Recently, I began working with CASA of Travis County, which provides services for children in the welfare and foster care program. CASA provides volunteer advocates that build deep relationships with the children and represent the child’s best interests throughout the court system, ensuring the children can reach the best possible outcomes. I am honored to be a part of this organization, and look forward to making a difference in many children’s lives.
What do you like to do in your spare time? Do you have any fun hobbies?
My favorite time of year is Texas Longhorn football season! It has been a tough 8 or 9 years, but I’m feeling confident that we are finally trending in the right direction, and will be competing at the highest level (hopefully for a championship) in the next year or so.
What’s the best advice you’ve ever received?
I hung this Teddy Roosevelt quote from the early 1900’s on my bathroom wall about a year ago. I first read it inside the book Daring Greatly by Brene Brown and it really resonated with me. It has been great to take a step back and read it every so often:

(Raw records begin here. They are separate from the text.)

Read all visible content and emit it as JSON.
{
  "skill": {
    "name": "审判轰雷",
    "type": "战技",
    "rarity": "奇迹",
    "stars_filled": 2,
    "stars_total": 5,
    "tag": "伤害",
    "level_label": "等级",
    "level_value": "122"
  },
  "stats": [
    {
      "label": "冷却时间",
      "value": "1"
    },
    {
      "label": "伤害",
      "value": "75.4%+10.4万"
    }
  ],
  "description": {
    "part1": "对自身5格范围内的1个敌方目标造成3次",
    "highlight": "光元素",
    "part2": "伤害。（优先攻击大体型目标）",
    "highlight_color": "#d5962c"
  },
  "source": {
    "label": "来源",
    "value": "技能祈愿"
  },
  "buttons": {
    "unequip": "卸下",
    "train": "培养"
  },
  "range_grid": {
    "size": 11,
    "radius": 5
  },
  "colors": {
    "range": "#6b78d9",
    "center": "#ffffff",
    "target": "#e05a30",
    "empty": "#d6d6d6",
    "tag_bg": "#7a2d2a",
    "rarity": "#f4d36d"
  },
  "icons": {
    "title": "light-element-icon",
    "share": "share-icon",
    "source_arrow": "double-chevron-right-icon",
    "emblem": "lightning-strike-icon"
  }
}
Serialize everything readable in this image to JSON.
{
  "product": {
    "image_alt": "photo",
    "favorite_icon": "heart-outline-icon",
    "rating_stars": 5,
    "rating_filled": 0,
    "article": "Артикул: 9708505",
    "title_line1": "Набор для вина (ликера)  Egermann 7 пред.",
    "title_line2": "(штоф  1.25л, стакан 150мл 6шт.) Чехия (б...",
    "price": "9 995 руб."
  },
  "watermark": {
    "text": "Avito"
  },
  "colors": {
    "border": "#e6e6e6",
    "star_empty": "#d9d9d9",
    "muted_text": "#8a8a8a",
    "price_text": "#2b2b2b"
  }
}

“It is not the critic who counts; not the man who points out how the strong man stumbles, or where the doer of deeds could have done them better. The credit belongs to the man who is actually in the arena, whose face is marred by dust and sweat and blood; who strives valiantly; who errs, who comes short again and again, because there is no effort without error and shortcoming; but who does actually strive to do the deeds; who knows great enthusiasms, the great devotions; who spends himself in a worthy cause; who at the best knows in the end the triumph of high achievement, and who at the worst, if he fails, at least fails while daring greatly, so that his place shall never be with those cold and timid souls who neither know victory nor defeat.”